For a pro golfer, owning a PGA Tour card is just about priceless. It allows the players to better map out their schedules, receive potentially more endorsement bonuses and makes you feel like one of the world’s chosen few to play on the sport’s highest level.
But what happens when for whatever reason, that card disappears, leaving the player wondering “what now?” GolfWorld’s Joel Beall paints a revealing insight into various Tour pros who had then lost that Willy Wonka gold card–some by a scant one measly shot over an entire season. Tour pros Martin Piller, Scott Langley, Roberto Castro and Willy Wilcox describe their feelings of frustration, confusion, what now and what if.
The number was 5,509. That’s how many strokes Martin Piller took on the PGA Tour last season. He needed 5,508.
The shaved stroke could have come at Mayakoba or Palm Springs. It would have done the trick in Dallas or Houston as well. Without a doubt, it was the difference in Greensboro. Piller entered the regular-season finale, the Wyndham Championship, 124th in the FedEx Cup standings.
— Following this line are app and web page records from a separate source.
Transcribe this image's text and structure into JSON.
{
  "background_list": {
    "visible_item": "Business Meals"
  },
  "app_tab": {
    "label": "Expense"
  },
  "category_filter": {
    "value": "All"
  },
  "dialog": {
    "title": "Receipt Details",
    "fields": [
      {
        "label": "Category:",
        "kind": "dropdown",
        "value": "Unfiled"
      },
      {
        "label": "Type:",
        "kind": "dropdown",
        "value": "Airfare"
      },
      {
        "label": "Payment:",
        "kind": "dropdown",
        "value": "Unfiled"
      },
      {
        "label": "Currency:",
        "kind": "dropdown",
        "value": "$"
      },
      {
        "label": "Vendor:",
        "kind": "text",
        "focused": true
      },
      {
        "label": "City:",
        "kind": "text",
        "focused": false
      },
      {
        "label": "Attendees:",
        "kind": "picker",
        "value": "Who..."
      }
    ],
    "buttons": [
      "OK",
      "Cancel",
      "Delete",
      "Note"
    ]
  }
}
The top 125 players advance to the postseason; more importantly, they keep full tour membership the following year.
“I thought I was in good shape,” says Piller, a Texas native whose wife Gerina plays on the LPGA Tour. “I was two under through two days. That felt like it was going to be enough.”
It wasn’t. Piller missed the cut by one shot. Nick Taylor and Harris English, both on the outside of the top 125 to start the Wyndham, made the weekend, grabbing enough points for playoff invites. Piller dropped to 126th.
One shot. One shot and Piller would have kept his card, and the splendor and security that come with it. Instead the 33-year-old is here. What “here” is … well, it’s tough to explain.
“To be honest, I’m not sure how to describe it,” Piller says.
One shot. That’s 18 one thousandth’s of a percent. Golf really is the last of the democratic meritocracies. No fudging the numbers. You’re either achieve the desired goal or not. Even by one shot out of 5,509.